New evidence has recently emerged that may help Republicans with their case against the confirmation of Richard Cordray to lead the Consumer Financial Protection Bureau.
A new report released by Manhattan Institute’s Center for Legal Policy shows that during his term as Ohio’s attorney general, Cordray was a strong ally to the plaintiff’s bar. In an unrelated article, James Copeland, director of the Center for Legal Policy, wrote that Cordray received $830,000 from out-of-state plaintiff’s firms as attorney general, parceling out more than six lawsuits on a contingency-fee basis, PointofLaw.com reports.
Republicans insist that their opposition to Cordray’s confirmation is not personal towards Cordray, but that they are withholding their confirmation because they object to the lack of transparency and accountability at the newly created bureau.
Some observers, however, say that Senate Republicans have justification to object to Cordray’s appointment based on his unsuitability for the position, according to PointofLaw.com.
The CFPB has geared up its efforts to convince the public as well as legislators that the gridlock on the confirmation process is preventing the bureau to use its authority to extend its oversight to non-bank consumer lenders.
The Obama Administration is also urging the Senate to confirm Cordray.

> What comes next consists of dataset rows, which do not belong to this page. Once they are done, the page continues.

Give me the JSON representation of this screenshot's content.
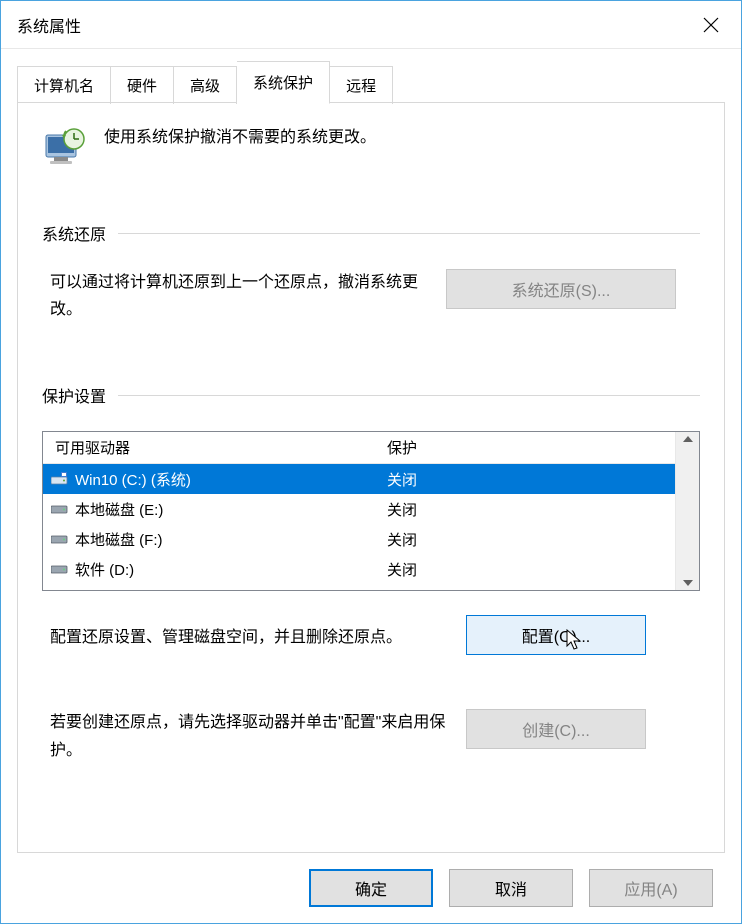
{
  "window": {
    "title": "系统属性"
  },
  "tabs": [
    {
      "label": "计算机名"
    },
    {
      "label": "硬件"
    },
    {
      "label": "高级"
    },
    {
      "label": "系统保护"
    },
    {
      "label": "远程"
    }
  ],
  "intro": {
    "text": "使用系统保护撤消不需要的系统更改。"
  },
  "restore": {
    "heading": "系统还原",
    "text": "可以通过将计算机还原到上一个还原点，撤消系统更改。",
    "button": "系统还原(S)..."
  },
  "protection": {
    "heading": "保护设置",
    "columns": {
      "drive": "可用驱动器",
      "prot": "保护"
    },
    "drives": [
      {
        "name": "Win10 (C:) (系统)",
        "status": "关闭",
        "selected": true,
        "sys": true
      },
      {
        "name": "本地磁盘 (E:)",
        "status": "关闭",
        "selected": false,
        "sys": false
      },
      {
        "name": "本地磁盘 (F:)",
        "status": "关闭",
        "selected": false,
        "sys": false
      },
      {
        "name": "软件 (D:)",
        "status": "关闭",
        "selected": false,
        "sys": false
      }
    ],
    "config_text": "配置还原设置、管理磁盘空间，并且删除还原点。",
    "config_button": "配置(O)...",
    "create_text": "若要创建还原点，请先选择驱动器并单击\"配置\"来启用保护。",
    "create_button": "创建(C)..."
  },
  "footer": {
    "ok": "确定",
    "cancel": "取消",
    "apply": "应用(A)"
  }
}
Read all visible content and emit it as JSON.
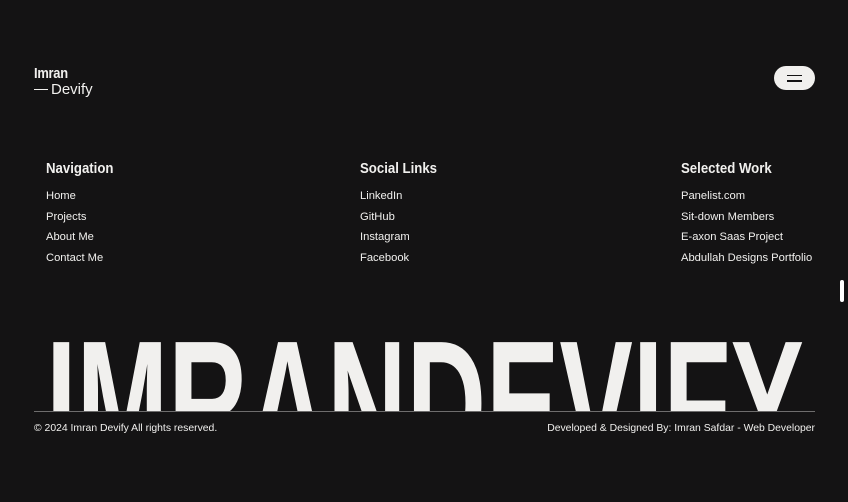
{
  "logo": {
    "top": "Imran",
    "bottom": "Devify"
  },
  "menu_button": {
    "icon": "hamburger-icon"
  },
  "columns": [
    {
      "title": "Navigation",
      "items": [
        "Home",
        "Projects",
        "About Me",
        "Contact Me"
      ]
    },
    {
      "title": "Social Links",
      "items": [
        "LinkedIn",
        "GitHub",
        "Instagram",
        "Facebook"
      ]
    },
    {
      "title": "Selected Work",
      "items": [
        "Panelist.com",
        "Sit-down Members",
        "E-axon Saas Project",
        "Abdullah Designs Portfolio"
      ]
    }
  ],
  "big_wordmark": "IMRANDEVIFY",
  "footer": {
    "copyright": "© 2024 Imran Devify All rights reserved.",
    "credit": "Developed & Designed By: Imran Safdar - Web Developer"
  },
  "colors": {
    "background": "#141314",
    "foreground": "#f1f0ee"
  }
}
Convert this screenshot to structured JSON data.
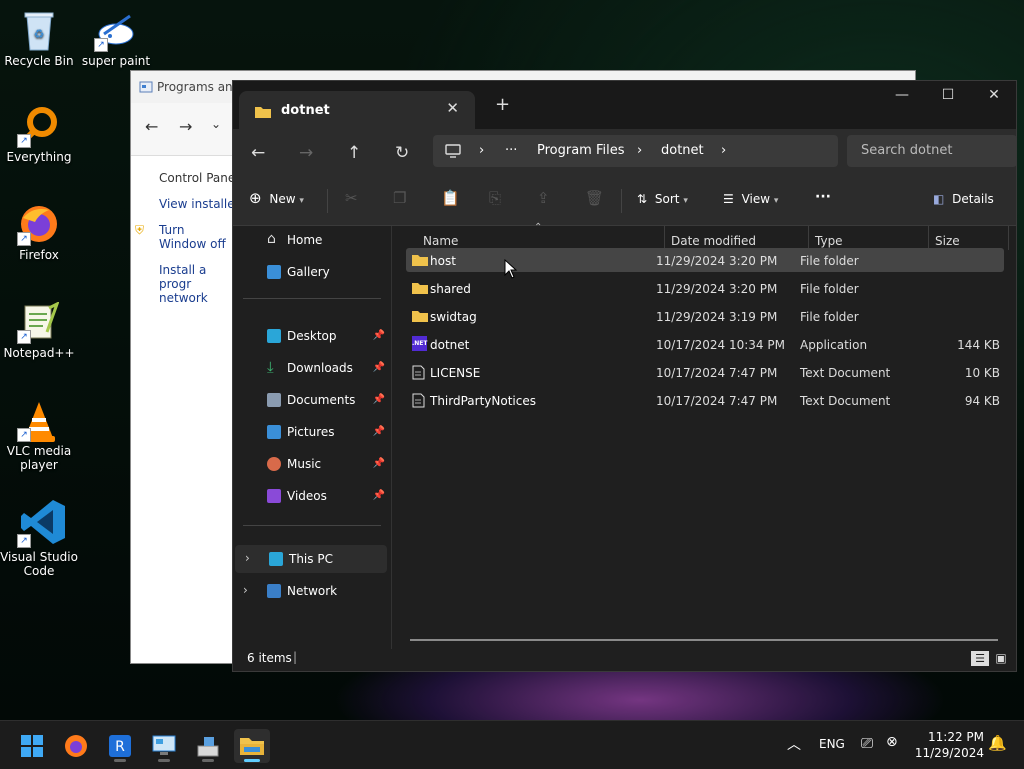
{
  "desktop": {
    "icons": [
      {
        "label": "Recycle Bin"
      },
      {
        "label": "super paint"
      },
      {
        "label": "Everything"
      },
      {
        "label": "Firefox"
      },
      {
        "label": "Notepad++"
      },
      {
        "label": "VLC media player"
      },
      {
        "label": "Visual Studio Code"
      }
    ]
  },
  "background_window": {
    "title": "Programs and",
    "links": [
      "Control Panel",
      "View installed",
      "Turn Window off",
      "Install a progr network"
    ]
  },
  "explorer": {
    "tab_title": "dotnet",
    "breadcrumb": [
      "Program Files",
      "dotnet"
    ],
    "more_crumbs": "···",
    "search_placeholder": "Search dotnet",
    "toolbar": {
      "new": "New",
      "sort": "Sort",
      "view": "View",
      "more": "···",
      "details": "Details"
    },
    "sidebar": {
      "home": "Home",
      "gallery": "Gallery",
      "quick": [
        "Desktop",
        "Downloads",
        "Documents",
        "Pictures",
        "Music",
        "Videos"
      ],
      "this_pc": "This PC",
      "network": "Network"
    },
    "columns": {
      "name": "Name",
      "date": "Date modified",
      "type": "Type",
      "size": "Size"
    },
    "files": [
      {
        "name": "host",
        "date": "11/29/2024 3:20 PM",
        "type": "File folder",
        "size": "",
        "icon": "folder-icon"
      },
      {
        "name": "shared",
        "date": "11/29/2024 3:20 PM",
        "type": "File folder",
        "size": "",
        "icon": "folder-icon"
      },
      {
        "name": "swidtag",
        "date": "11/29/2024 3:19 PM",
        "type": "File folder",
        "size": "",
        "icon": "folder-icon"
      },
      {
        "name": "dotnet",
        "date": "10/17/2024 10:34 PM",
        "type": "Application",
        "size": "144 KB",
        "icon": "dotnet-app-icon"
      },
      {
        "name": "LICENSE",
        "date": "10/17/2024 7:47 PM",
        "type": "Text Document",
        "size": "10 KB",
        "icon": "text-file-icon"
      },
      {
        "name": "ThirdPartyNotices",
        "date": "10/17/2024 7:47 PM",
        "type": "Text Document",
        "size": "94 KB",
        "icon": "text-file-icon"
      }
    ],
    "net_badge": ".NET",
    "status": "6 items"
  },
  "taskbar": {
    "lang": "ENG",
    "time": "11:22 PM",
    "date": "11/29/2024"
  },
  "colors": {
    "accent": "#60cdff",
    "folder": "#f0c24b",
    "hover_row": "#454545"
  }
}
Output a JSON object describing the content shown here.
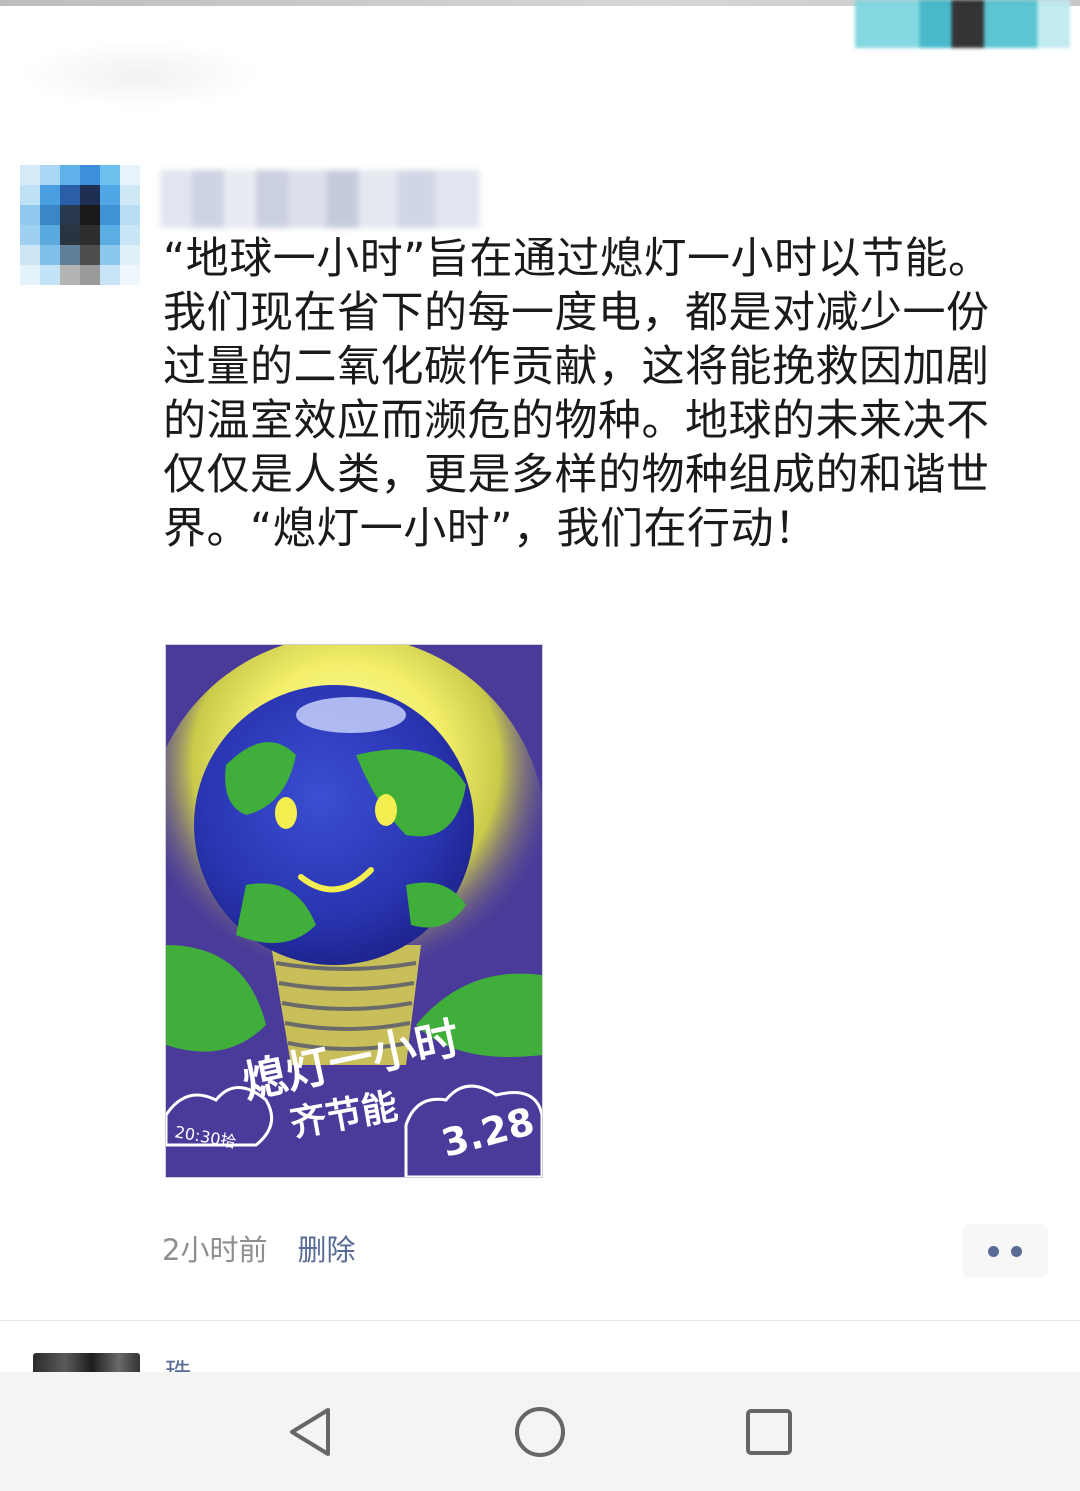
{
  "post": {
    "author_name": "",
    "text": "“地球一小时”旨在通过熄灯一小时以节能。我们现在省下的每一度电，都是对减少一份过量的二氧化碳作贡献，这将能挽救因加剧的温室效应而濒危的物种。地球的未来决不仅仅是人类，更是多样的物种组成的和谐世界。“熄灯一小时”，我们在行动！",
    "image": {
      "title_line1": "熄灯一小时",
      "title_line2": "齐节能",
      "time_label": "20:30拾",
      "date_label": "3.28"
    },
    "time_ago": "2小时前",
    "delete_label": "删除",
    "more_icon": "more-dots-icon"
  },
  "next_post": {
    "name_partial": "珠"
  },
  "navbar": {
    "back_icon": "back-triangle-icon",
    "home_icon": "home-circle-icon",
    "recents_icon": "recents-square-icon"
  },
  "colors": {
    "link": "#576b95",
    "meta": "#8e8e93",
    "text": "#1a1a1a",
    "poster_bg": "#4a3a9a"
  }
}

"Without a director, the CFPB is hamstrung in its ability to protect consumers," a White House statement released after Cordray was approved by the Senate Banking Committee said, according to CreditCards.com. "Without a director, the CFPB will be unable to ensure that banks, debt collectors, private student loan providers and payday loan providers are properly supervised and that consumers are not put at risk of falling prey to the same kinds of abusive practices that helped cause the worst financial crisis since the Great Depression."